As an investment, the war on drugs has failed to deliver any returns. If it were a business, it would have been shut down a long time ago. This is not what success looks like.

Tagged , , , and | 14 Comments

LibLink: Kirsty Williams on more power to Wales

Kirsty WilliamsKirsty Williams would ‘”be very happy” to see a Lib Dem Secretary of State for Wales. As she says in an interview with Wales Online, under the Coalition the party has produced three Scottish Secretaries.

Having Liberal Democrats as secretaries of state gives us the best possible chance of wrestling power out of Whitehall and giving it to Wales.

She reflects on the devolution of the NHS Budget to Manchester.

You know, the fact that that kind of responsibility can be passed down without any referendum at all and here in Wales each step of the devolution pathway we have to have a referendum… The irony of that is not lost on me.

Tagged and | Leave a comment

LibLink: Tim Farron on the general election and afterwards

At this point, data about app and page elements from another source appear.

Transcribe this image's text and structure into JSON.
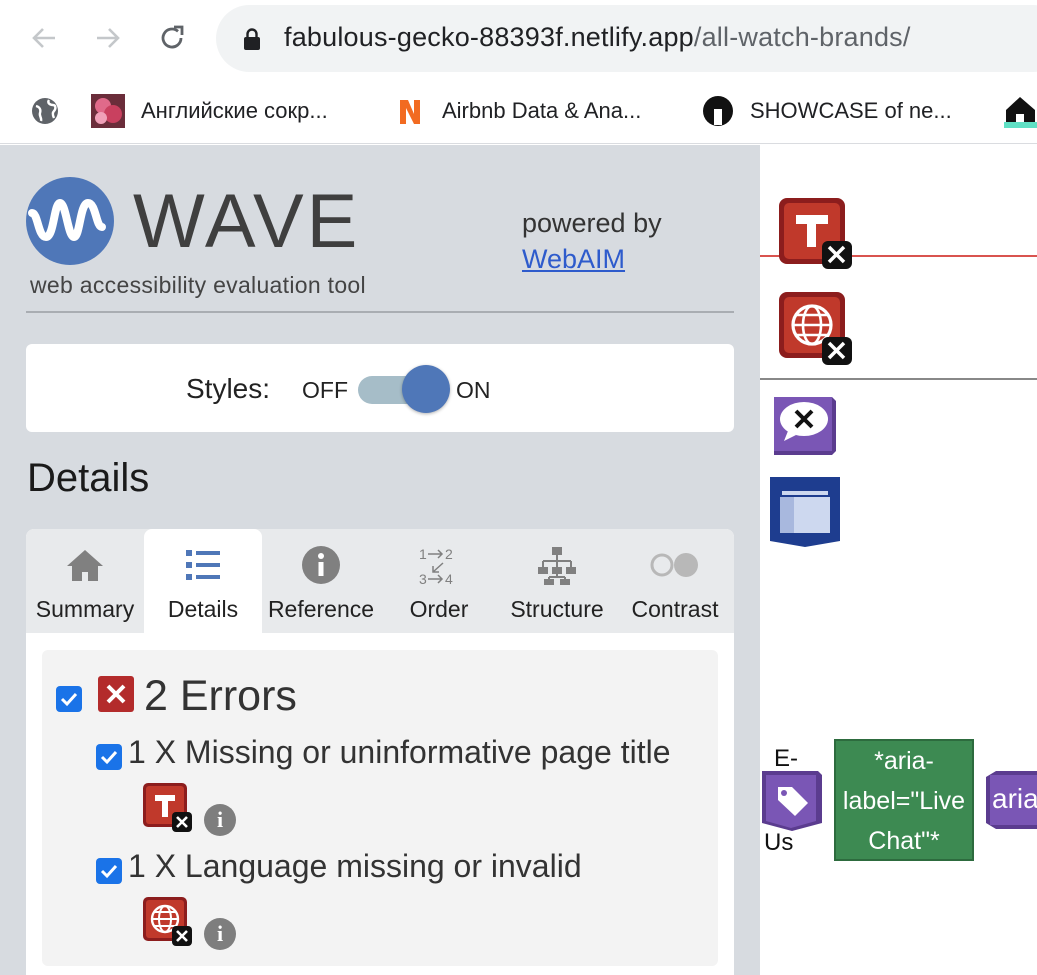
{
  "browser": {
    "url_host": "fabulous-gecko-88393f.netlify.app",
    "url_path": "/all-watch-brands/",
    "bookmarks": [
      {
        "label": "",
        "icon": "globe-icon"
      },
      {
        "label": "Английские сокр...",
        "icon": "flower-favicon"
      },
      {
        "label": "Airbnb Data & Ana...",
        "icon": "n-favicon"
      },
      {
        "label": "SHOWCASE of ne...",
        "icon": "circle-favicon"
      },
      {
        "label": "",
        "icon": "house-favicon"
      }
    ]
  },
  "wave": {
    "logo_word": "WAVE",
    "logo_subtitle": "web accessibility evaluation tool",
    "powered_by": "powered by",
    "webaim_link": "WebAIM",
    "styles_label": "Styles:",
    "styles_off": "OFF",
    "styles_on": "ON",
    "styles_enabled": true,
    "details_heading": "Details",
    "tabs": [
      {
        "label": "Summary",
        "icon": "home-icon",
        "active": false
      },
      {
        "label": "Details",
        "icon": "list-icon",
        "active": true
      },
      {
        "label": "Reference",
        "icon": "info-icon",
        "active": false
      },
      {
        "label": "Order",
        "icon": "order-icon",
        "active": false
      },
      {
        "label": "Structure",
        "icon": "structure-icon",
        "active": false
      },
      {
        "label": "Contrast",
        "icon": "contrast-icon",
        "active": false
      }
    ],
    "errors": {
      "title": "2 Errors",
      "items": [
        {
          "label": "1 X Missing or uninformative page title",
          "icon": "title-error-icon"
        },
        {
          "label": "1 X Language missing or invalid",
          "icon": "language-error-icon"
        }
      ]
    }
  },
  "page": {
    "aria_label_text": "*aria-label=\"Live Chat\"*",
    "aria_partial": "aria",
    "text_e": "E-",
    "text_us": "Us"
  },
  "colors": {
    "wave_blue": "#4f77b8",
    "error_red": "#b32b2b",
    "aria_green": "#3d8a52",
    "purple": "#5b3c8f"
  }
}
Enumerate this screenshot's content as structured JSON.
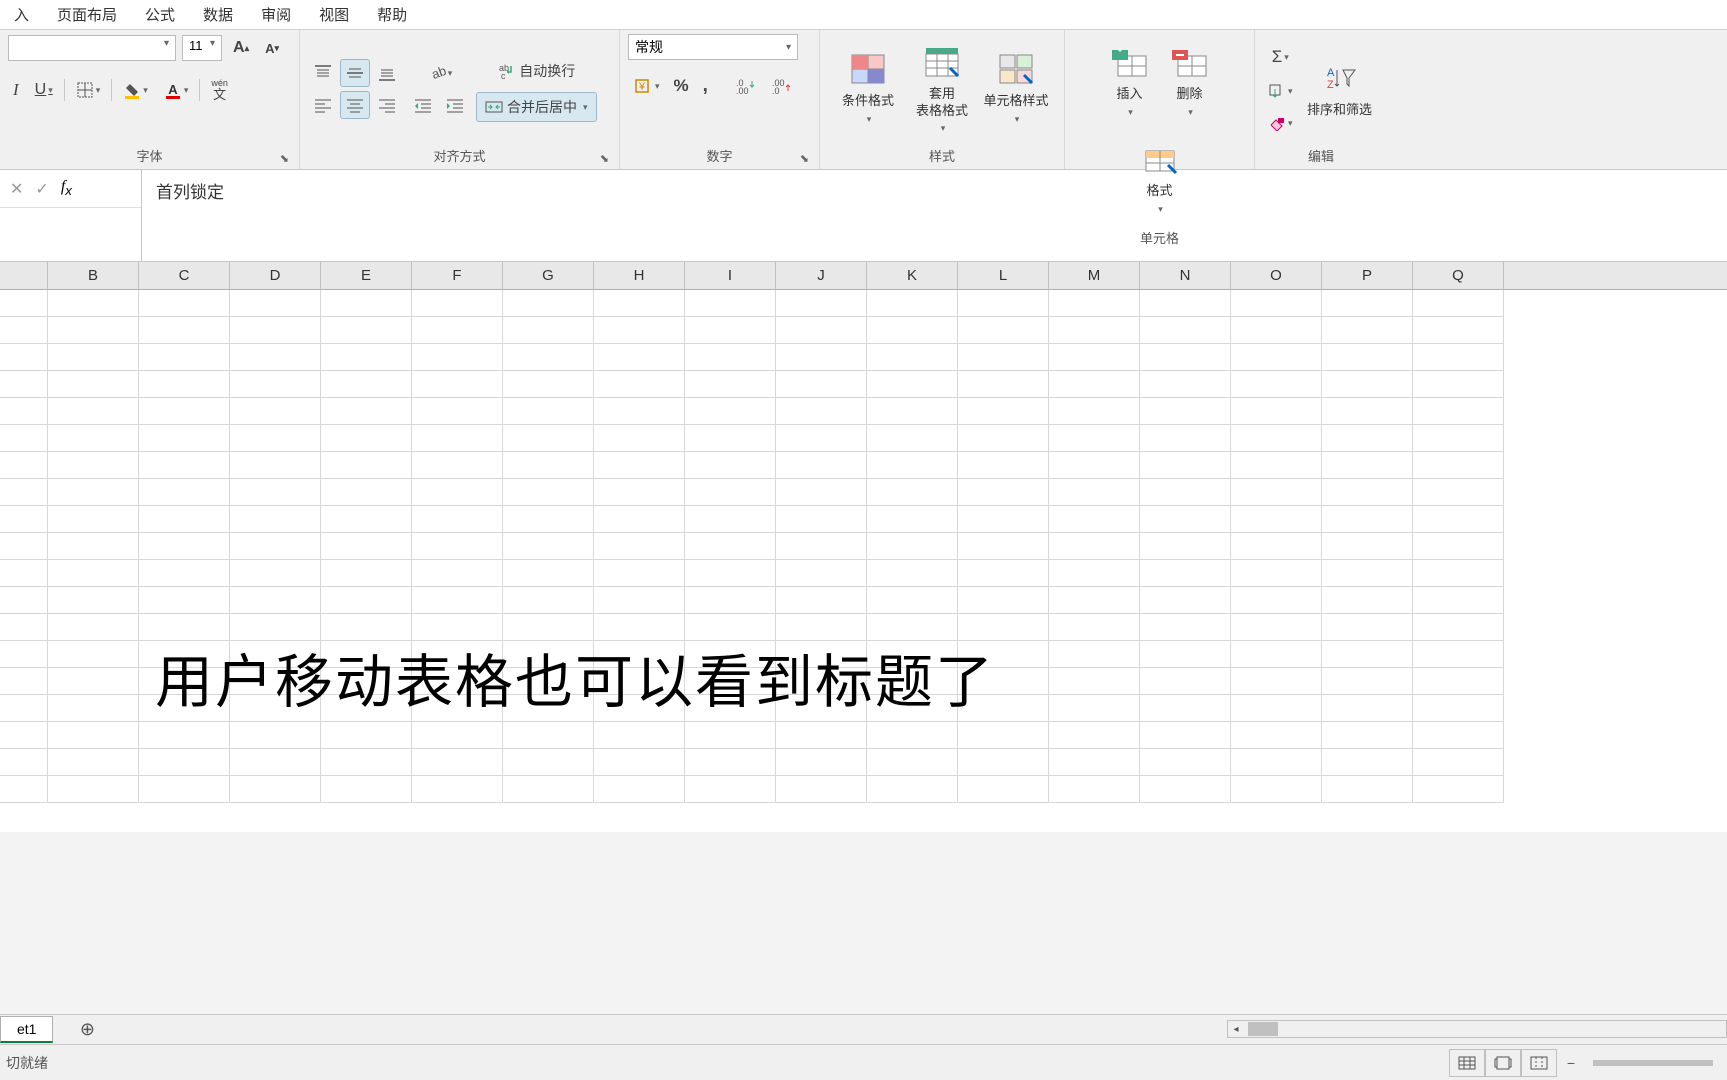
{
  "tabs": {
    "insert": "入",
    "layout": "页面布局",
    "formula": "公式",
    "data": "数据",
    "review": "审阅",
    "view": "视图",
    "help": "帮助"
  },
  "font": {
    "size": "11",
    "group_label": "字体"
  },
  "align": {
    "wrap": "自动换行",
    "merge": "合并后居中",
    "group_label": "对齐方式"
  },
  "number": {
    "format": "常规",
    "group_label": "数字"
  },
  "styles": {
    "cond": "条件格式",
    "table": "套用\n表格格式",
    "cell": "单元格样式",
    "group_label": "样式"
  },
  "cells": {
    "insert": "插入",
    "delete": "删除",
    "format": "格式",
    "group_label": "单元格"
  },
  "editing": {
    "sort": "排序和筛选",
    "group_label": "编辑"
  },
  "formula_bar": {
    "content": "首列锁定"
  },
  "columns": [
    "",
    "B",
    "C",
    "D",
    "E",
    "F",
    "G",
    "H",
    "I",
    "J",
    "K",
    "L",
    "M",
    "N",
    "O",
    "P",
    "Q"
  ],
  "overlay": "用户移动表格也可以看到标题了",
  "sheet": {
    "name": "et1"
  },
  "status": {
    "ready": "切就绪"
  },
  "icons": {
    "pinyin": "wén",
    "pinyin2": "文"
  }
}
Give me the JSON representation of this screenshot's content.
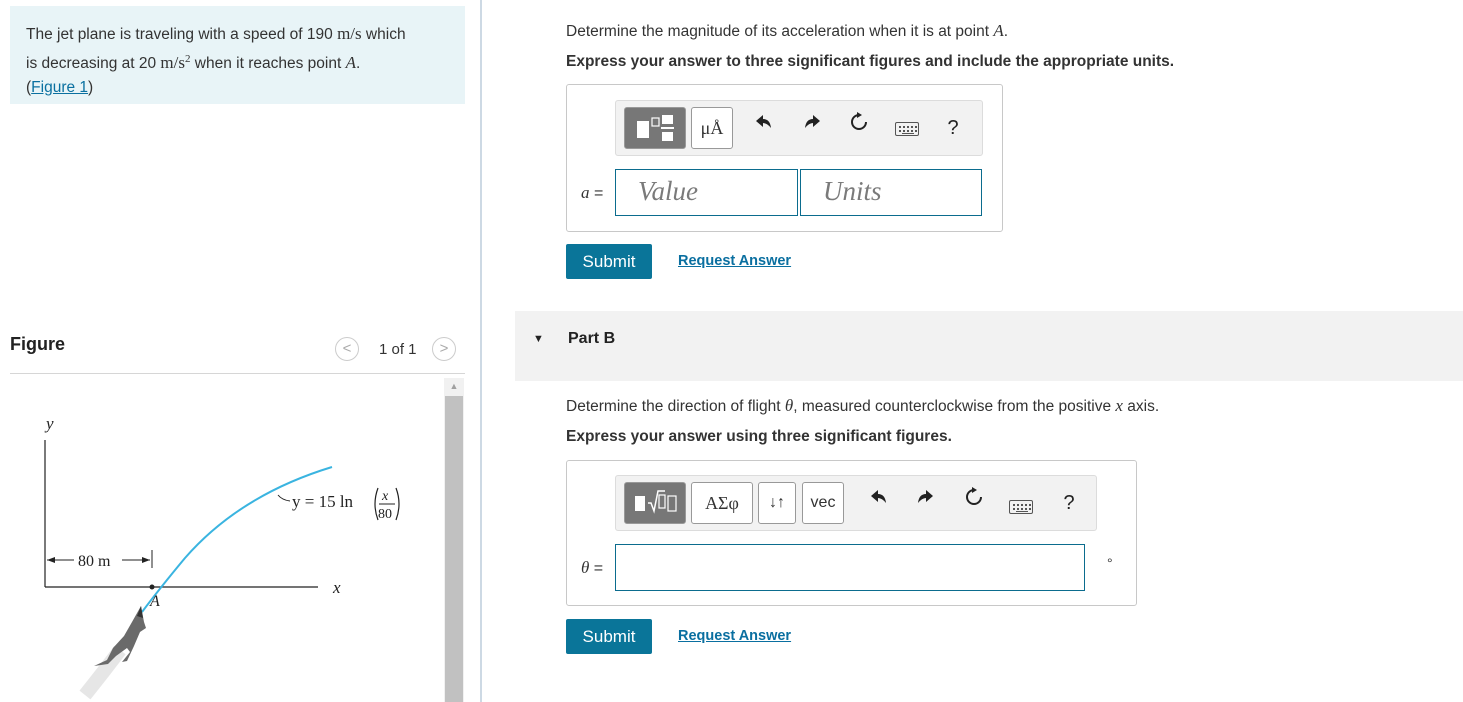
{
  "problem": {
    "line1_pre": "The jet plane is traveling with a speed of 190 ",
    "speed_unit": "m/s",
    "line1_post": " which",
    "line2_pre": "is decreasing at 20 ",
    "accel_unit": "m/s",
    "accel_exp": "2",
    "line2_mid": " when it reaches point ",
    "point": "A",
    "line2_end": ".",
    "figure_link_open": "(",
    "figure_link": "Figure 1",
    "figure_link_close": ")"
  },
  "figure": {
    "title": "Figure",
    "count": "1 of 1",
    "prev": "<",
    "next": ">",
    "labels": {
      "y_axis": "y",
      "x_axis": "x",
      "equation_lhs": "y = 15 ln",
      "frac_num": "x",
      "frac_den": "80",
      "dimension": "80 m",
      "point": "A"
    }
  },
  "part_a": {
    "question_pre": "Determine the magnitude of its acceleration when it is at point ",
    "question_point": "A",
    "question_end": ".",
    "instruction": "Express your answer to three significant figures and include the appropriate units.",
    "toolbar": {
      "units_btn": "μÅ",
      "help": "?"
    },
    "var_label": "a",
    "equals": " =",
    "value_placeholder": "Value",
    "units_placeholder": "Units",
    "submit": "Submit",
    "request": "Request Answer"
  },
  "part_b": {
    "caret": "▼",
    "title": "Part B",
    "question_pre": "Determine the direction of flight ",
    "question_theta": "θ",
    "question_mid": ", measured counterclockwise from the positive ",
    "question_x": "x",
    "question_end": " axis.",
    "instruction": "Express your answer using three significant figures.",
    "toolbar": {
      "greek_btn": "ΑΣφ",
      "arrows_btn": "↓↑",
      "vec_btn": "vec",
      "help": "?"
    },
    "var_label": "θ",
    "equals": " =",
    "degree": "°",
    "submit": "Submit",
    "request": "Request Answer"
  },
  "colors": {
    "accent": "#0a7599",
    "link": "#0a6fa0",
    "curve": "#3ab4e0",
    "problem_bg": "#e8f4f7"
  }
}
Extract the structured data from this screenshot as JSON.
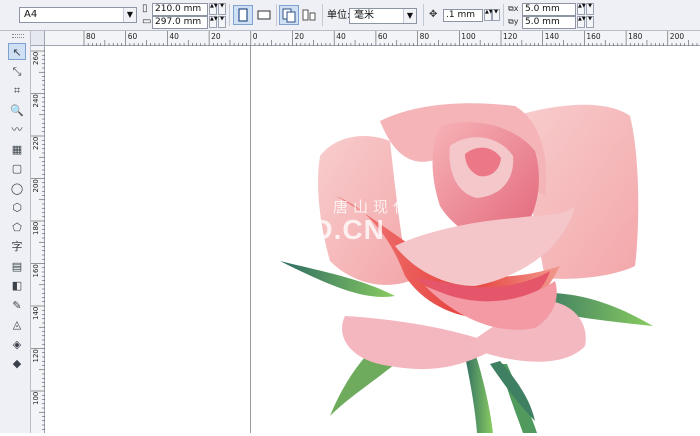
{
  "property_bar": {
    "paper_preset": "A4",
    "page_width": "210.0 mm",
    "page_height": "297.0 mm",
    "unit_label": "单位:",
    "unit_value": "毫米",
    "nudge_value": ".1 mm",
    "duplicate_x": "5.0 mm",
    "duplicate_y": "5.0 mm"
  },
  "rulers": {
    "horizontal_ticks": [
      "80",
      "60",
      "40",
      "20",
      "0",
      "20",
      "40",
      "60",
      "80",
      "100",
      "120",
      "140",
      "160",
      "180",
      "200"
    ],
    "vertical_ticks": [
      "260",
      "240",
      "220",
      "200",
      "180",
      "160",
      "140",
      "120",
      "100"
    ]
  },
  "toolbox": {
    "tools": [
      "pick-tool",
      "shape-tool",
      "crop-tool",
      "zoom-tool",
      "freehand-tool",
      "smart-fill-tool",
      "rectangle-tool",
      "ellipse-tool",
      "polygon-tool",
      "basic-shapes-tool",
      "text-tool",
      "table-tool",
      "interactive-effects-tool",
      "eyedropper-tool",
      "outline-tool",
      "fill-tool",
      "interactive-fill-tool"
    ],
    "glyphs": [
      "↖",
      "⤡",
      "⌗",
      "🔍",
      "〰",
      "▦",
      "▢",
      "◯",
      "⬡",
      "⬠",
      "字",
      "▤",
      "◧",
      "✎",
      "◬",
      "◈",
      "◆"
    ]
  },
  "watermark": {
    "text_cn": "唐山现代",
    "text_en": "SXD.CN"
  },
  "colors": {
    "petal_light": "#f6c3c3",
    "petal_mid": "#f08e92",
    "petal_deep": "#e23b3b",
    "leaf_green": "#7cc05a",
    "leaf_dark": "#2e6e63"
  }
}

Over on the Huffington Post, Tim Farron talks about the election campaign from his constituency in Cumbria.

People need to believe they are not just going through the motions. We are not just doing it because we hate the Tories or because we like winning elections or because it’s a way of me getting a job. It’s about the things you can do with power.

He confesses that he would like to be a minister in a future Coalition; it was his role as Party President that precluded that, but also allowed him to emerge from this Parliament with a reputation untainted by proximity to Tories.

He was asked about the reports that claim he wants to be Leader, to which he responded:

Tagged and | 6 Comments
Advert



Recent Comments

  • User AvatarEddie Sammon 6th Jul - 5:56pm
    Just to clarify: the only problem I have with the Electoral Reform Society is that they don't explain STV properly. For as long as people...
  • User AvatarEddie Sammon 6th Jul - 5:46pm
    I agree revolution should not always be a dirty term (I support a peaceful revolution in Hong Kong, for example). However in the West it...
  • User AvatarGraham Evans 6th Jul - 5:43pm
    A lot of the discussion seems to have focused on operational structures. However, while this can be important in getting people elected, in terms of...
  • User AvatarSir Norfolk Passmore 6th Jul - 5:40pm
    I agree entirely with TCO and Greenfield. So, it seems, does Norman Lamb. I'd commend p28 of his "Giving Power to People" booklet: http://backnorman.co.uk/index.php/book/ Specifically,...
  • User AvatarGordon 6th Jul - 5:35pm
    "We have an English party but it is run by an executive who are elected from representatives elected from regional conferences by regional voting representatives...
  • User AvatarEddie Sammon 6th Jul - 5:32pm
    I support an abstention on this, unless Assad requests for help, which would give us the right to cross his borders. I am not supporting...
Mon 6th Jul 2015
Wed 8th Jul 2015
Thu 9th Jul 2015
Fri 10th Jul 2015
Sat 11th Jul 2015
Sun 12th Jul 2015
Thu 16th Jul 2015
Sat 18th Jul 2015
Sun 19th Jul 2015
Mon 20th Jul 2015
Thu 23rd Jul 2015
Sat 25th Jul 2015
Sun 26th Jul 2015
Mon 27th Jul 2015
Thu 30th Jul 2015
Sat 1st Aug 2015